), one of the most lofty summits of the Alps, which, from its prominent position near the plains of Italy, and its great superiority in height over any of the neighbouring peaks, is one of the most conspicuous mountains of the whole Alpine range as viewed from the Italian side. Hence it is one of the very few individual summits of the Alps of which the ancient name can be identified with certainty.
It is mentioned by both Pliny. and Mela as containing the sources of the Padus; and the former adds that it was the highest summit of the Alps, which is a mistake, but not an unnatural one, considering its really great elevation (12,580 feet) and its comparatively isolated position. (Plin. Nat. 3.16. s. 20

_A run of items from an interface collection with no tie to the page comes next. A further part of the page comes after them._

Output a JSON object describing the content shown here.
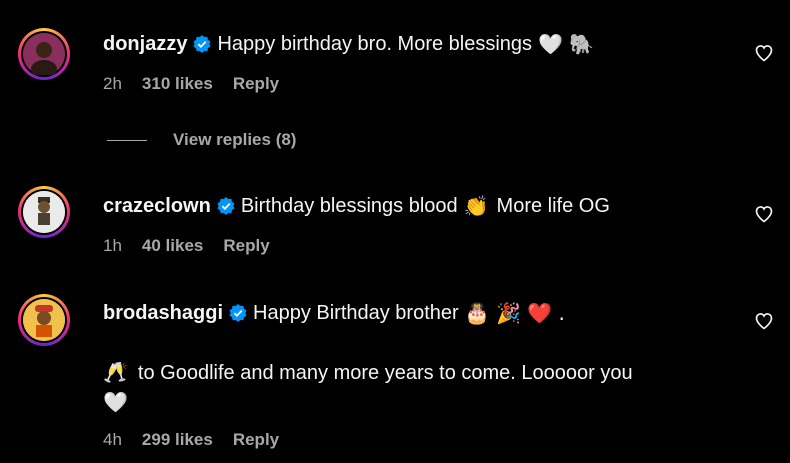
{
  "comments": [
    {
      "username": "donjazzy",
      "text": "Happy birthday bro. More blessings",
      "emoji": "🤍 🐘",
      "time": "2h",
      "likes": "310 likes",
      "reply": "Reply",
      "view_replies": "View replies (8)",
      "avatar_icon": "person-avatar"
    },
    {
      "username": "crazeclown",
      "text": "Birthday blessings blood",
      "emoji": "👏",
      "text_after": "More life OG",
      "time": "1h",
      "likes": "40 likes",
      "reply": "Reply",
      "avatar_icon": "cartoon-avatar"
    },
    {
      "username": "brodashaggi",
      "text": "Happy Birthday brother",
      "emoji": "🎂 🎉 ❤️ .",
      "line2_emoji": "🥂",
      "line2_text": "to Goodlife and many more years to come. Looooor you",
      "line3_emoji": "🤍",
      "time": "4h",
      "likes": "299 likes",
      "reply": "Reply",
      "avatar_icon": "cartoon-avatar"
    }
  ],
  "colors": {
    "background": "#000000",
    "text": "#f5f5f5",
    "muted": "#a8a8a8",
    "verified": "#0095f6"
  }
}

; Mela, 2.4.4.) Virgil also mentions the forests of “the pine-clad Vesulus” as affording shelter to numerous wild boars of the largest size. (Verg. A. 10.708
; Serv. ad loc.